In fact, Rwanda insurance industry has stagnated at a 2 per cent penetration rate for the past few years. It is not yet clear how the new prices will affect the uptake of this particular product. Rwanda’s insurance industry registered considerable growth during the first half of 2017 with total assets growing by more than 10 per cent.

In monetary terms, the sector’s total assets stood at Rwf366.5 billion by June 2017, indicating a year-on-year growth of 10 per cent. This growth in assets, according to the central bank was largely attributed to the increase in capital injected, especially by the new market entrants and the retainership in profits during the period under review.

For example, the central bank estimated that between June 2016 and June 2017, new capital injected in the insurance sub-sector amounted to Rwf10.3 billion while profit was more than Rwf17.9 billion. However, despite this positive growth, experts say the sector could have performed much better if products were rightly priced.

Public reaction

Patrick Nzamwita, a motorist, said; “The move by insurers will make it more difficult for car owners to buy comprehensive insurance. Besides, these companies often make it difficult when one makes a claim. The industry is best known for the delays in paying compensation. They shouldn’t be the same people increasing prices without considering users.”
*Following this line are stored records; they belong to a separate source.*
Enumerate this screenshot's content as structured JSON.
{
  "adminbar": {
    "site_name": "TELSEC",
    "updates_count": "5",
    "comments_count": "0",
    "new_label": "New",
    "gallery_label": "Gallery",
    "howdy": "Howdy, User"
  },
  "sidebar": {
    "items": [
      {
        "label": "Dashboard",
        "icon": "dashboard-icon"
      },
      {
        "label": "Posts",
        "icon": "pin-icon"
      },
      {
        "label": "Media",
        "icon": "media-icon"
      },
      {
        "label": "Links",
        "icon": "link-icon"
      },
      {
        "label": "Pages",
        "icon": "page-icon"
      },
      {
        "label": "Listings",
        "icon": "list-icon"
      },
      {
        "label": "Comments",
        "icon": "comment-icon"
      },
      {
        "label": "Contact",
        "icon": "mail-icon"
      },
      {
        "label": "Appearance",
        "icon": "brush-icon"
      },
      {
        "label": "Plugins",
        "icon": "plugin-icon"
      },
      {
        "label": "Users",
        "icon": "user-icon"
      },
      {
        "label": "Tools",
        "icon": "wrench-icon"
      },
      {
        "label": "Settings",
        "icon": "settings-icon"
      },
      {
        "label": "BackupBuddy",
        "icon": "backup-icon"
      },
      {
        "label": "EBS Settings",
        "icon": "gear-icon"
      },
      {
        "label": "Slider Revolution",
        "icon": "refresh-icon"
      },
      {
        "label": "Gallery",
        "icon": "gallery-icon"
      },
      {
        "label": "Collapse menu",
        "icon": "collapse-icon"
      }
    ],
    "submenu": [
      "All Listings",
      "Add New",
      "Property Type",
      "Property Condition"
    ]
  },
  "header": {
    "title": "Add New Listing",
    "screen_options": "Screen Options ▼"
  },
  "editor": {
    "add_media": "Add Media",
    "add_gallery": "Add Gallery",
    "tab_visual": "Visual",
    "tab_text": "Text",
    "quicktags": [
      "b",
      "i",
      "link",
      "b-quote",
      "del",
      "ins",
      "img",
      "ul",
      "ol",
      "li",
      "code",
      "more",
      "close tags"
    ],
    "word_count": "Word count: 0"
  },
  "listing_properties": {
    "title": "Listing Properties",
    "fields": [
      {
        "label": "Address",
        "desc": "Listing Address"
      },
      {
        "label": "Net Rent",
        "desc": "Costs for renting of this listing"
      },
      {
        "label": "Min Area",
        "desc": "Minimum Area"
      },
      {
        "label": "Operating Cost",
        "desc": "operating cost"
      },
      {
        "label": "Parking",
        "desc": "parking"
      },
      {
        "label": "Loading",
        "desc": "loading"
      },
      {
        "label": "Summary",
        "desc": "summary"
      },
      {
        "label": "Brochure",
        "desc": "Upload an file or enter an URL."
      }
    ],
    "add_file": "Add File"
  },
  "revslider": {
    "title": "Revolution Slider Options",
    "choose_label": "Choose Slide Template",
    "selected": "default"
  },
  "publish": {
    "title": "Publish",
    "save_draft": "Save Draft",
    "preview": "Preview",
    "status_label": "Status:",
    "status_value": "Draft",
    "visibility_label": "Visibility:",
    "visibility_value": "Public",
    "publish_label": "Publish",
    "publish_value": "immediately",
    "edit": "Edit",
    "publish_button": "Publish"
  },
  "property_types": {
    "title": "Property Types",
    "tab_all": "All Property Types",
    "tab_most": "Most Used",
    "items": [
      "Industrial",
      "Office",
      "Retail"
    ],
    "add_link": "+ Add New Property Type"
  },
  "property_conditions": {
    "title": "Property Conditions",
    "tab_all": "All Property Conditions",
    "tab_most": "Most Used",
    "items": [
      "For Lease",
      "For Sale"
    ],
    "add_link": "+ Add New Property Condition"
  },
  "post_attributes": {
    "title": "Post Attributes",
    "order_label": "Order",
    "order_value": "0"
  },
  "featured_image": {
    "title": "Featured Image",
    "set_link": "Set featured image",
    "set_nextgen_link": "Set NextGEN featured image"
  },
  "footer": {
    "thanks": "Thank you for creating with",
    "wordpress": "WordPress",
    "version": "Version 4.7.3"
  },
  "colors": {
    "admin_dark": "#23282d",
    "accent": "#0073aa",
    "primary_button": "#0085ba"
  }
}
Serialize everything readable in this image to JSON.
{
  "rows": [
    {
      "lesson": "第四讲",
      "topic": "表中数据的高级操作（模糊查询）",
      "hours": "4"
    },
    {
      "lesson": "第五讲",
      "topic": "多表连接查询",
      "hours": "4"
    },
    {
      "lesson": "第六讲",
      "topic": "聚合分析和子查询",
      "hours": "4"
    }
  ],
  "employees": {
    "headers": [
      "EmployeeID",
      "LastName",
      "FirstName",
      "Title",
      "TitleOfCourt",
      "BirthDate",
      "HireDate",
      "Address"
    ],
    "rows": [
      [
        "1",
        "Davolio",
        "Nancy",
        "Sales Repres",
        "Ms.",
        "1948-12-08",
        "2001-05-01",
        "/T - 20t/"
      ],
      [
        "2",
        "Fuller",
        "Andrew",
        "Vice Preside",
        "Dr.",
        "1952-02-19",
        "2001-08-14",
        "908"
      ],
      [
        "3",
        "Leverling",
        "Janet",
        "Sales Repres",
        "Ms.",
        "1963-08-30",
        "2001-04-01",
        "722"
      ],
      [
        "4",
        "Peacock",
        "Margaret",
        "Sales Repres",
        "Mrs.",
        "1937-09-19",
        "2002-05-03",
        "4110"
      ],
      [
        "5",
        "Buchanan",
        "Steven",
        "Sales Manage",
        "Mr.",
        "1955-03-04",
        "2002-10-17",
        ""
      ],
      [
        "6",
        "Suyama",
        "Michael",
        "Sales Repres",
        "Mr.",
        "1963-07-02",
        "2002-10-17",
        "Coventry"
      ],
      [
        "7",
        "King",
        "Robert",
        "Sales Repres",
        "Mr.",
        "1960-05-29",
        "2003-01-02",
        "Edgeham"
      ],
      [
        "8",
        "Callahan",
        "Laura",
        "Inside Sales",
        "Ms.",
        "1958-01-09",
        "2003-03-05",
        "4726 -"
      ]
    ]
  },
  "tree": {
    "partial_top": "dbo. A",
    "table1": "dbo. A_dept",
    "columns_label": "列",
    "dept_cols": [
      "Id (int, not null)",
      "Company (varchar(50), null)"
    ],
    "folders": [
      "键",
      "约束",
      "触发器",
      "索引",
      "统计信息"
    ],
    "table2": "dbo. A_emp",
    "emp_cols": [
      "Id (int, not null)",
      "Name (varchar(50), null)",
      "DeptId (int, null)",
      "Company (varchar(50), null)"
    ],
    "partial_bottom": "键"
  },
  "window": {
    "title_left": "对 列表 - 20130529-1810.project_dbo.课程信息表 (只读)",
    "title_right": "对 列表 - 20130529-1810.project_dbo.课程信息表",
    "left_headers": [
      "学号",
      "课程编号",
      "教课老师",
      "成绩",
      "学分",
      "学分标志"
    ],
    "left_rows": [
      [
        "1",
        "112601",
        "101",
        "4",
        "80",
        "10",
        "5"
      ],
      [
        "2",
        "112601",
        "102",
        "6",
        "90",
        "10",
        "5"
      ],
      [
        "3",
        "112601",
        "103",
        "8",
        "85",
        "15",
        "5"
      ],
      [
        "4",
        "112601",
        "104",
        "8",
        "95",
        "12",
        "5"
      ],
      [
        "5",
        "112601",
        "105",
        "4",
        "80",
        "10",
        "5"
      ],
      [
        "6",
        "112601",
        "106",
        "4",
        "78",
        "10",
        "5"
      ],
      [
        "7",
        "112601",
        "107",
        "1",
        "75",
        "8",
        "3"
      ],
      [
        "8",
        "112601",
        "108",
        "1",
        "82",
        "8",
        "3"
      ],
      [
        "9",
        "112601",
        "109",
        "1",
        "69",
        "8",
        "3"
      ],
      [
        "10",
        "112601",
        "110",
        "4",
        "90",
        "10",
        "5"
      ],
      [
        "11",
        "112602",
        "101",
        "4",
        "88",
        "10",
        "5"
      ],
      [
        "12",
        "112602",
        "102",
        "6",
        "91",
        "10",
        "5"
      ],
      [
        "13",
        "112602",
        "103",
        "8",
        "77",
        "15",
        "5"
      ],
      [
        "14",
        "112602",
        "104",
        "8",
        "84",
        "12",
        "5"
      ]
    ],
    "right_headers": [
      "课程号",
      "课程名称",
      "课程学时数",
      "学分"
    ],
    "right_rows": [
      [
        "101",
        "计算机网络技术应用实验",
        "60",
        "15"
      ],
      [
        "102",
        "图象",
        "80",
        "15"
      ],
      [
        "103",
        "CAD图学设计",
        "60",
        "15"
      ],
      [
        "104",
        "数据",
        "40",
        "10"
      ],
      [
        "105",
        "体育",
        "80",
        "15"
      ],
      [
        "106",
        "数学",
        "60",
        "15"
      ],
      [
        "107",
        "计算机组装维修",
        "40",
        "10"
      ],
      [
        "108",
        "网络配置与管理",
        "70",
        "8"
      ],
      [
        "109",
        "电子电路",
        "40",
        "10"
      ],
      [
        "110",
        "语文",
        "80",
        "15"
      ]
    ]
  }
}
Aline Kamaliza, a financial expert and car owner, said: “Increasing prices without proper consultation could backfire and send the sector into more trouble than what it is today.

We hope the central bank will come in and bring the insurers to order so that the matter is addressed without affecting businesses.”

A sector analyst, Trevor Amooti said, “The psychology behind increments is that it should be gradual. The 40 per cent rise in third-party policy rate by the insurers is not only ill-informed; it’s lazy calculation heavily dependent on the hope that it is the magic bullet to solving their woes.

“I think they should focus more on innovation and efficiency as opposed to ‘over-milking’ car owners who are already paying much in form of fuel consumption related taxes, parking fees, traffic fines and, of course, the import duty on cars.”

“I am surprised the regulator approved these rates. I am quite sure no other service industry (apart from monopolies) could announce a 40 per cent hike. Imagine if banks did it on interest rates, the economy would literally get a heart attack.”